Little boy lost:
How a brutal paedophile groomed this small-town boy

Original Artwork By: Melanie Jai

Original Artwork By: Melanie Jai

It was January 1987. A sweltering summer day in a small town in south-east Australia; the kind of day where the seatbelts in the Kingswood burn kids’ bums and families get hot chips for dinner because mum’s too tired to get up from in front of the fan.

Eight-year-old Nathan Spiteri was packed into the local swimming pool with his mates and pretty much the entire population of his home town of Queanbeyan, NSW. The rowdy boys drew stern looks from sunbaking teens and parents as they bombed, splashed and shouted.

Nathan will never know what it was about him that drew the attention of a man sitting on a towel, watching the pool intently. It may have been his dark hair and skin (he’s of Maltese heritage). It may have been his exceptionally loud fluoro Hang Ten board shorts. Or his master bombing ability.

Whatever it was, it prompted the man to follow Nathan to the change rooms at the end of the day - long after people had dried off and dawdled out the front gate to head to their local takeaways for hot chips.“I’ve lived with shame and guilt for so many years but now I understand the worst thing that happened to me could potentially become the best,” Nathan says of the screenplay.

“I’ve accepted what happened to me and I feel like the reason it happened was so I could share my story and help others.

“There are so many men and women in the world who have never spoken of their abuse and hold so much shame, guilt and pain inside. They’re unable to connect with people, feel any kind of love and hold a meaningful relationship - I know only too well how that feels.

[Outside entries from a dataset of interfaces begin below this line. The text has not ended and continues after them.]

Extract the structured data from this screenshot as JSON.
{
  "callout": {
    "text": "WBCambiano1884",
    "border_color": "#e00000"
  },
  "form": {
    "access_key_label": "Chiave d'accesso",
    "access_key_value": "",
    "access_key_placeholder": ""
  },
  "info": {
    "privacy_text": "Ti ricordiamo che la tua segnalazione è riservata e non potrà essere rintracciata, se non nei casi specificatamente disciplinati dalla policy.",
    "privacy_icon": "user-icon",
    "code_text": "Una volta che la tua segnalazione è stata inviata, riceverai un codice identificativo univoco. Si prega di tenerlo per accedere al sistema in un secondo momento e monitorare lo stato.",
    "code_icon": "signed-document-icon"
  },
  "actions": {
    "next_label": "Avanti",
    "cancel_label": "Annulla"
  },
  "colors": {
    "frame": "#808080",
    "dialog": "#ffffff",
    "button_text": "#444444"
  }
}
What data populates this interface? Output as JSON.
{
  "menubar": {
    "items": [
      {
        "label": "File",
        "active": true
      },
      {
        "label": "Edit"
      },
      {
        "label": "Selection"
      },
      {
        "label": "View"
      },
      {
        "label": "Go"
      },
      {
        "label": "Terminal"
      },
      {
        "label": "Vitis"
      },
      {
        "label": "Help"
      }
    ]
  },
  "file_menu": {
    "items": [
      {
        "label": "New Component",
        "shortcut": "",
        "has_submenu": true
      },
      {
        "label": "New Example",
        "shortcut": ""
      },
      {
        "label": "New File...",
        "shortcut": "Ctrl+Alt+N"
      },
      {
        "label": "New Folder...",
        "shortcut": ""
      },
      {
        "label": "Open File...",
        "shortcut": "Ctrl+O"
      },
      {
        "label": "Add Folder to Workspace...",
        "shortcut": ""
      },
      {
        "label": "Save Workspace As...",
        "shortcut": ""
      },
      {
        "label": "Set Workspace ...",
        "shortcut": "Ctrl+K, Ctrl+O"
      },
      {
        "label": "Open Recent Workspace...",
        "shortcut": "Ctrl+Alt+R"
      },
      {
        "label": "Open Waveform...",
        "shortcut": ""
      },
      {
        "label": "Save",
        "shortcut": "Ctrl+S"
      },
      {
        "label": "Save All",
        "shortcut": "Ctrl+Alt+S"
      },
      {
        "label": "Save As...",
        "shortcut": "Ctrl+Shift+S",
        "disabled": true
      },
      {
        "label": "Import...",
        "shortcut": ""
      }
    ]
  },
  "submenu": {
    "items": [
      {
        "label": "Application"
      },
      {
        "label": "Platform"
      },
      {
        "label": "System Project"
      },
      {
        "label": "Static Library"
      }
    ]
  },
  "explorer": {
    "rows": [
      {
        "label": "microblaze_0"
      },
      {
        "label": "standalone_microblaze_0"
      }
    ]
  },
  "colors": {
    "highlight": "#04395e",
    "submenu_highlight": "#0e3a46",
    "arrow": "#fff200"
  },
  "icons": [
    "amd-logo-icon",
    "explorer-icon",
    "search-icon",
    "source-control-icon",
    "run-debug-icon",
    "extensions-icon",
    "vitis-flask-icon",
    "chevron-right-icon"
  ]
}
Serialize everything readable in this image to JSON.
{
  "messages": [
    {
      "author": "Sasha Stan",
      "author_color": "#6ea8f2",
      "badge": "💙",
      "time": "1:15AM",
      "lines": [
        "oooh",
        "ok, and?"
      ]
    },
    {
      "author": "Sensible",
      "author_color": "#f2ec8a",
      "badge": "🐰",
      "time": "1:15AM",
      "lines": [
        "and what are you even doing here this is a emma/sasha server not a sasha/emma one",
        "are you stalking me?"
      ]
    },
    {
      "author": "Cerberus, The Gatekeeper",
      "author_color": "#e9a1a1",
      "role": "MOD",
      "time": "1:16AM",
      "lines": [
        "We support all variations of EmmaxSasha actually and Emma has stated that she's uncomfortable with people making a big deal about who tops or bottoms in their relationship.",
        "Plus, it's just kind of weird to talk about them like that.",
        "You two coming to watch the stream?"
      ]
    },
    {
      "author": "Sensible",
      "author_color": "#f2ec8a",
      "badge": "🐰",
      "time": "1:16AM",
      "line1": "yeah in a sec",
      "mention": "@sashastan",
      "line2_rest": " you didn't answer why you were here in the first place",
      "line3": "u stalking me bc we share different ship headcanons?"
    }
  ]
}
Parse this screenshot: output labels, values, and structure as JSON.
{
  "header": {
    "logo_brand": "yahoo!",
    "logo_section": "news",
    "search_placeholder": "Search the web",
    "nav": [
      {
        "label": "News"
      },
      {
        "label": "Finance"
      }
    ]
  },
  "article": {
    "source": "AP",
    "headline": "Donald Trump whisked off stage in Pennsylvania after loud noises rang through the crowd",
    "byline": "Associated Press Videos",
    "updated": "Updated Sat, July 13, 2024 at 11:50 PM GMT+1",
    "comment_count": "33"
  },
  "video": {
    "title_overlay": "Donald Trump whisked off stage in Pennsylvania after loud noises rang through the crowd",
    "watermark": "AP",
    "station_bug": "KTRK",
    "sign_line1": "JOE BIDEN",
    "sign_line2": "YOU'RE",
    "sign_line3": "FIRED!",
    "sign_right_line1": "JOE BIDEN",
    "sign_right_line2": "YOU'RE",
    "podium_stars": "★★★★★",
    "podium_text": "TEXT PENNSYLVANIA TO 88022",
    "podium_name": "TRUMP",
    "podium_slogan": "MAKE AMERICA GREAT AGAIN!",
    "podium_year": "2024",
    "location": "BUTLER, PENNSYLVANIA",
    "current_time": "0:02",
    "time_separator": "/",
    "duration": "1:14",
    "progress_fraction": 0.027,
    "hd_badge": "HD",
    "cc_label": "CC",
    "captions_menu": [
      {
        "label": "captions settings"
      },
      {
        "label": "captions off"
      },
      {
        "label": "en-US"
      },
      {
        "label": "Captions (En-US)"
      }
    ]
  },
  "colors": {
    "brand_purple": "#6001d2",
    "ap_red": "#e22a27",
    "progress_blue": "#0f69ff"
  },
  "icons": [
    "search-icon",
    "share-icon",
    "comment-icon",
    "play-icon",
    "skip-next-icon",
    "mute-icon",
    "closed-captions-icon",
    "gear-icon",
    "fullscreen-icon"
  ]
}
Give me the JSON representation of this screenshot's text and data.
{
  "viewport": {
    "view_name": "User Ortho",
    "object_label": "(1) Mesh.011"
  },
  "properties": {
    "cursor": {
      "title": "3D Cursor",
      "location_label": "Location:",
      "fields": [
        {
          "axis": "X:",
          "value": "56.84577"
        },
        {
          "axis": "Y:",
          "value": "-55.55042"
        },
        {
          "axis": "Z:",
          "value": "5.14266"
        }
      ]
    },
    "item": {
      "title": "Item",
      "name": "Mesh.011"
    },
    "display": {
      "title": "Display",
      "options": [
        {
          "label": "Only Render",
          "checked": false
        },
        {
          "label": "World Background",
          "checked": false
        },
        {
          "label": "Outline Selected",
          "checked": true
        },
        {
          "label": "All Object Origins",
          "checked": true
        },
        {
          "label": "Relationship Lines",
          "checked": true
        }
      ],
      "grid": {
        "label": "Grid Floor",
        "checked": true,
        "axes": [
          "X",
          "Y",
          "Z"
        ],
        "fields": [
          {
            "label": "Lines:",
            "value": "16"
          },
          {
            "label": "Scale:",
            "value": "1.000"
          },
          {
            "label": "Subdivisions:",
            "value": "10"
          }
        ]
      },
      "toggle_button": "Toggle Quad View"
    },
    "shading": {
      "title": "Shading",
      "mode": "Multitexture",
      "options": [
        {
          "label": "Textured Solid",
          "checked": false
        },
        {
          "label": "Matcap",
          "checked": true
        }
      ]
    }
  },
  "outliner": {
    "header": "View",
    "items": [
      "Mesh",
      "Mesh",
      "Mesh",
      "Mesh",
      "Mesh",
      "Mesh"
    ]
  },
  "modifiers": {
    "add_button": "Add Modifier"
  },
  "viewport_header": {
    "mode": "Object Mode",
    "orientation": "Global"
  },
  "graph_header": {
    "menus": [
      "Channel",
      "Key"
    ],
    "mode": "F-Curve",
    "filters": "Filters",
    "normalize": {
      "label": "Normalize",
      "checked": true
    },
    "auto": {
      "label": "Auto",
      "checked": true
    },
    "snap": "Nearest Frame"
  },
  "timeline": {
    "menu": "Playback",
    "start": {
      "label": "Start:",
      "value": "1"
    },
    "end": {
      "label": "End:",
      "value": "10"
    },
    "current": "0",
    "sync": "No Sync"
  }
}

“If I can help them to get the help they need, it will all have been worth it. If I can stop someone from killing themselves, abusing another child, going down the path of sex and violence, like I did, then I’ve done the right thing.”